### What is needed
Copy the data below verbatim, leaving no line out.
━━━━━ Dataset entries ━━━━━
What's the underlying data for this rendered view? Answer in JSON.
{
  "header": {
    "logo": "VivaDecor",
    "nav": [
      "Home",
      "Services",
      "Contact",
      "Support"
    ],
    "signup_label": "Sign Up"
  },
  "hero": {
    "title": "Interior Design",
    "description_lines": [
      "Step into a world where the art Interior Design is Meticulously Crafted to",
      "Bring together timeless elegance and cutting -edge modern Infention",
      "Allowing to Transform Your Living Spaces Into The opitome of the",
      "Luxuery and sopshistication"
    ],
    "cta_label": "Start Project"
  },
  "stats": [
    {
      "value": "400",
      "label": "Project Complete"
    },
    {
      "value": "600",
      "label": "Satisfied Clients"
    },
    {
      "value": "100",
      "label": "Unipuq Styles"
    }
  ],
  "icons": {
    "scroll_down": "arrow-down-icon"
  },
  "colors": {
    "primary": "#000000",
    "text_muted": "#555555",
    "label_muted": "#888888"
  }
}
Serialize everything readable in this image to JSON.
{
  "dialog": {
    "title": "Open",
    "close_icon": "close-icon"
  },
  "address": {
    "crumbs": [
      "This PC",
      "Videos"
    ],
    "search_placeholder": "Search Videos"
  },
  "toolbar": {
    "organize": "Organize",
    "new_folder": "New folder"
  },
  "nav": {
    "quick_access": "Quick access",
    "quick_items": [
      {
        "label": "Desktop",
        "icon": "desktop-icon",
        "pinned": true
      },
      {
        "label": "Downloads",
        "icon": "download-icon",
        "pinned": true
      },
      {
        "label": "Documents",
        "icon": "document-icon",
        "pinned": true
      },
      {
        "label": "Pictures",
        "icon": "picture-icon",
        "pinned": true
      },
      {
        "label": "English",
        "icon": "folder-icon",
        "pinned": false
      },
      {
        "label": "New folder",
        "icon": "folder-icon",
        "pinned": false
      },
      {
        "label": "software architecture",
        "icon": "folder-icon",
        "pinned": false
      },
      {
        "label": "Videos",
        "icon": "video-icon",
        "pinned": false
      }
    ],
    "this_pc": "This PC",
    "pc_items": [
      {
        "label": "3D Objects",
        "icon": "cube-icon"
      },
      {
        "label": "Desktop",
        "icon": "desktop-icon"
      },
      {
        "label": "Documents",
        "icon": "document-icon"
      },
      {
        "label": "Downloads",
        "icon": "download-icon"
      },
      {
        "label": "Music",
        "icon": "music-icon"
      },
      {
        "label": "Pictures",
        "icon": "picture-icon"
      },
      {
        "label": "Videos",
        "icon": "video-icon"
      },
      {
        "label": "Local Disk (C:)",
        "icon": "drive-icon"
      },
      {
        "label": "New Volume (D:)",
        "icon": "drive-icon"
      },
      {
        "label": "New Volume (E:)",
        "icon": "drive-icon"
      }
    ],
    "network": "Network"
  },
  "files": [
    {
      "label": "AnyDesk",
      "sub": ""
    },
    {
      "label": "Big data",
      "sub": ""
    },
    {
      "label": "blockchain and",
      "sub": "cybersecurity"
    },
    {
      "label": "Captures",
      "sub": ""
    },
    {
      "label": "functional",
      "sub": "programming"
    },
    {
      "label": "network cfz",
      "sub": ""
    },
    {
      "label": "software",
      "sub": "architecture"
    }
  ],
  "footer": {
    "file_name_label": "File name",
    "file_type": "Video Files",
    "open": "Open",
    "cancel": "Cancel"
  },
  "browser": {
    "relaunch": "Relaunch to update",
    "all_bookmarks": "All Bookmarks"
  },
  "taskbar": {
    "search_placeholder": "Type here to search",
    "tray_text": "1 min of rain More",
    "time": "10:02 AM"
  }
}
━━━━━
### Solution to the problem
What's the underlying data for this rendered view? Answer in JSON.
{
  "header": {
    "logo": "VivaDecor",
    "nav": [
      "Home",
      "Services",
      "Contact",
      "Support"
    ],
    "signup_label": "Sign Up"
  },
  "hero": {
    "title": "Interior Design",
    "description_lines": [
      "Step into a world where the art Interior Design is Meticulously Crafted to",
      "Bring together timeless elegance and cutting -edge modern Infention",
      "Allowing to Transform Your Living Spaces Into The opitome of the",
      "Luxuery and sopshistication"
    ],
    "cta_label": "Start Project"
  },
  "stats": [
    {
      "value": "400",
      "label": "Project Complete"
    },
    {
      "value": "600",
      "label": "Satisfied Clients"
    },
    {
      "value": "100",
      "label": "Unipuq Styles"
    }
  ],
  "icons": {
    "scroll_down": "arrow-down-icon"
  },
  "colors": {
    "primary": "#000000",
    "text_muted": "#555555",
    "label_muted": "#888888"
  }
}
Serialize everything readable in this image to JSON.
{
  "dialog": {
    "title": "Open",
    "close_icon": "close-icon"
  },
  "address": {
    "crumbs": [
      "This PC",
      "Videos"
    ],
    "search_placeholder": "Search Videos"
  },
  "toolbar": {
    "organize": "Organize",
    "new_folder": "New folder"
  },
  "nav": {
    "quick_access": "Quick access",
    "quick_items": [
      {
        "label": "Desktop",
        "icon": "desktop-icon",
        "pinned": true
      },
      {
        "label": "Downloads",
        "icon": "download-icon",
        "pinned": true
      },
      {
        "label": "Documents",
        "icon": "document-icon",
        "pinned": true
      },
      {
        "label": "Pictures",
        "icon": "picture-icon",
        "pinned": true
      },
      {
        "label": "English",
        "icon": "folder-icon",
        "pinned": false
      },
      {
        "label": "New folder",
        "icon": "folder-icon",
        "pinned": false
      },
      {
        "label": "software architecture",
        "icon": "folder-icon",
        "pinned": false
      },
      {
        "label": "Videos",
        "icon": "video-icon",
        "pinned": false
      }
    ],
    "this_pc": "This PC",
    "pc_items": [
      {
        "label": "3D Objects",
        "icon": "cube-icon"
      },
      {
        "label": "Desktop",
        "icon": "desktop-icon"
      },
      {
        "label": "Documents",
        "icon": "document-icon"
      },
      {
        "label": "Downloads",
        "icon": "download-icon"
      },
      {
        "label": "Music",
        "icon": "music-icon"
      },
      {
        "label": "Pictures",
        "icon": "picture-icon"
      },
      {
        "label": "Videos",
        "icon": "video-icon"
      },
      {
        "label": "Local Disk (C:)",
        "icon": "drive-icon"
      },
      {
        "label": "New Volume (D:)",
        "icon": "drive-icon"
      },
      {
        "label": "New Volume (E:)",
        "icon": "drive-icon"
      }
    ],
    "network": "Network"
  },
  "files": [
    {
      "label": "AnyDesk",
      "sub": ""
    },
    {
      "label": "Big data",
      "sub": ""
    },
    {
      "label": "blockchain and",
      "sub": "cybersecurity"
    },
    {
      "label": "Captures",
      "sub": ""
    },
    {
      "label": "functional",
      "sub": "programming"
    },
    {
      "label": "network cfz",
      "sub": ""
    },
    {
      "label": "software",
      "sub": "architecture"
    }
  ],
  "footer": {
    "file_name_label": "File name",
    "file_type": "Video Files",
    "open": "Open",
    "cancel": "Cancel"
  },
  "browser": {
    "relaunch": "Relaunch to update",
    "all_bookmarks": "All Bookmarks"
  },
  "taskbar": {
    "search_placeholder": "Type here to search",
    "tray_text": "1 min of rain More",
    "time": "10:02 AM"
  }
}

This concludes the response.